Tuesday, January 6, 2009
UPDATE, 1/10: Commenter J.D. Mekeel posted a link to the Ill. Sup. Ct.; see comments. Thanks, J.D.
UPDATE, 1/7: It looks like Senate Democrats may be looking for a resolution. The Dems have no constitutional basis for insisting on the Illinois Secretary of State's signature, though: The Seventeenth Amendment says nothing about a Secretary of State's signature; Illinois law (enacted under authority of the Seventeenth Amendment) authorizing Blagojevich to appoint a temporary replacement does not require it; and the Senate cannot require it under Article I, Section 5 (for reasons below). If the signature is their solution, it's still unconstitutional.
According to the report, Burris found his way today to Senate Secretary Nancy Erickson, to whom he presented his credentials--an appointment by Governor Blagojevich pursuant to the Seventeenth Amendment and Illinois state law, but minus a signature from Illinois Secretary of State Jesse White (who has refused to sign the appointment). Erickson rejected Burris's credentials because his appointment letter did not comply with Rule II of the Senate standing rules, which requires signatures of both the governor and the secretary of state.
In other words: The Senate denied Burris because of his lack of qualification.
This is an appalling disregard of Article I, Sections 3 and 5, and Powell v. McCormack, which together say that the Senate may not block Burris if he meets the basic, minimal qualifications of citizenship, residency, and age. The only way the Senate could justify this move is by reading Rule II as a requirement for the "return" (not "qualification") under Article I, Section 5 (which also allows the Senate to judge "returns" of its members). But this is a tenuous argument, at best: Burris was not "elected," and he had no "return" in the Section 5 sense; he was validly appointed by his governor to fill a vacancy pursuant to the Seventeenth Amendment and Illinois law. Moreover, this violates the spirit of Article I, Section 5, and Powell, which together stand for a narrow reading of the Senate's authority to judge and block duly elected or appointed senators-to-be.
This is also an appalling disregard of the Seventeenth Amendment--which allows state legislatures to authorize their governors to fill Senate vacancies--and state sovereignty. The Illinois legislature validly authorized Governor Blagojevich to appoint a replacement for President-Elect Obama in the Senate pursuant to the Seventeenth Amendment. It could have revoked that authorization and provided for a general election. It didn't. Neither the Seventeenth Amendment nor Illinois law require the secretary of state's signature to validate the appointment. (Illinois law does impose a duty on the secretary of state to sign gubernatorial appointments, but failure to satisfy this duty cannot invalidate an otherwise lawful gubernatorial appointment. It just means that Secretary of State White is violating his legal duty.) By requiring the secretary of state's signature, Rule II violates the language and spirit of the Seventeenth Amendment and encroaches on the state's ability to fill a vacancy in one of its Senate seats.

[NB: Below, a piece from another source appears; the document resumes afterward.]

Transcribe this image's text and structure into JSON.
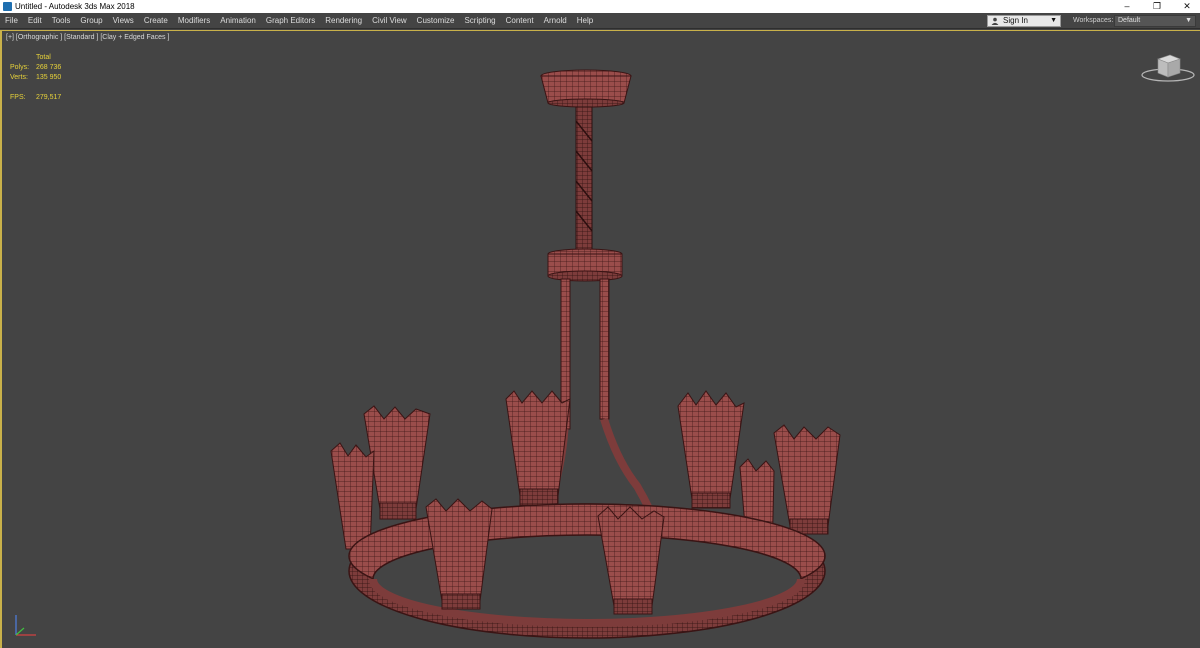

In the same article, the Times suggests that Senate Democrats are softening their opposition and may be open to negotiation. Let's hope the parties can work this out in a manner consistent with the Constitution.